[Start of section]
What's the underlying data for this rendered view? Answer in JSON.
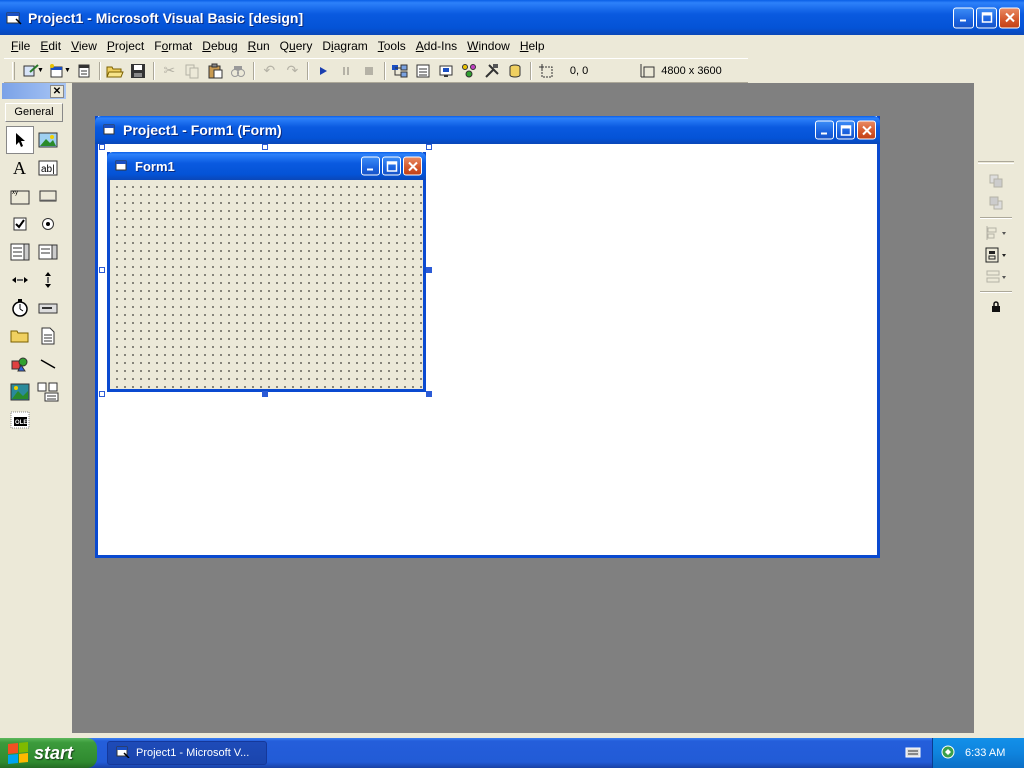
{
  "window": {
    "title": "Project1 - Microsoft Visual Basic [design]"
  },
  "menu": [
    {
      "pre": "",
      "ul": "F",
      "post": "ile"
    },
    {
      "pre": "",
      "ul": "E",
      "post": "dit"
    },
    {
      "pre": "",
      "ul": "V",
      "post": "iew"
    },
    {
      "pre": "",
      "ul": "P",
      "post": "roject"
    },
    {
      "pre": "F",
      "ul": "o",
      "post": "rmat"
    },
    {
      "pre": "",
      "ul": "D",
      "post": "ebug"
    },
    {
      "pre": "",
      "ul": "R",
      "post": "un"
    },
    {
      "pre": "Q",
      "ul": "u",
      "post": "ery"
    },
    {
      "pre": "D",
      "ul": "i",
      "post": "agram"
    },
    {
      "pre": "",
      "ul": "T",
      "post": "ools"
    },
    {
      "pre": "",
      "ul": "A",
      "post": "dd-Ins"
    },
    {
      "pre": "",
      "ul": "W",
      "post": "indow"
    },
    {
      "pre": "",
      "ul": "H",
      "post": "elp"
    }
  ],
  "toolbar": {
    "position": "0, 0",
    "size": "4800 x 3600"
  },
  "toolbox": {
    "tab_label": "General",
    "close_glyph": "✕"
  },
  "designer": {
    "title": "Project1 - Form1 (Form)"
  },
  "form1": {
    "title": "Form1"
  },
  "taskbar": {
    "start_label": "start",
    "task_label": "Project1 - Microsoft V...",
    "clock": "6:33 AM"
  },
  "colors": {
    "title_blue": "#0a5ae0",
    "mdi_gray": "#808080",
    "taskbar_blue": "#245edb",
    "start_green": "#3c9b3c"
  }
}
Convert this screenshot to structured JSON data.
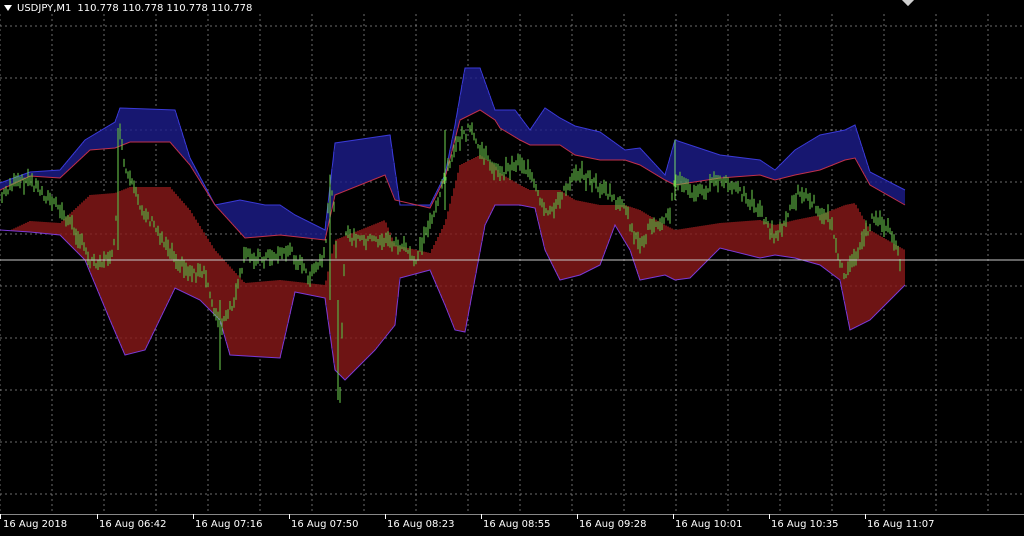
{
  "header": {
    "symbol": "USDJPY,M1",
    "ohlc": [
      "110.778",
      "110.778",
      "110.778",
      "110.778"
    ]
  },
  "time_axis": {
    "labels": [
      "16 Aug 2018",
      "16 Aug 06:42",
      "16 Aug 07:16",
      "16 Aug 07:50",
      "16 Aug 08:23",
      "16 Aug 08:55",
      "16 Aug 09:28",
      "16 Aug 10:01",
      "16 Aug 10:35",
      "16 Aug 11:07"
    ]
  },
  "colors": {
    "background": "#000000",
    "grid": "#9a9a9a",
    "price": "#6fd34f",
    "upper_band": "#1d1d8c",
    "lower_band": "#8a1a1a",
    "mid_line": "#c0304a",
    "level": "#c8c8c8"
  },
  "indicators": {
    "bid_line": true
  }
}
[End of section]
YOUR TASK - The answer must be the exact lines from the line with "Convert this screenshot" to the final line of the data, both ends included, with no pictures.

EXERCISE RESULT -
Convert this screenshot to structured JSON data.
{
  "header": {
    "symbol": "USDJPY,M1",
    "ohlc": [
      "110.778",
      "110.778",
      "110.778",
      "110.778"
    ]
  },
  "time_axis": {
    "labels": [
      "16 Aug 2018",
      "16 Aug 06:42",
      "16 Aug 07:16",
      "16 Aug 07:50",
      "16 Aug 08:23",
      "16 Aug 08:55",
      "16 Aug 09:28",
      "16 Aug 10:01",
      "16 Aug 10:35",
      "16 Aug 11:07"
    ]
  },
  "colors": {
    "background": "#000000",
    "grid": "#9a9a9a",
    "price": "#6fd34f",
    "upper_band": "#1d1d8c",
    "lower_band": "#8a1a1a",
    "mid_line": "#c0304a",
    "level": "#c8c8c8"
  },
  "indicators": {
    "bid_line": true
  }
}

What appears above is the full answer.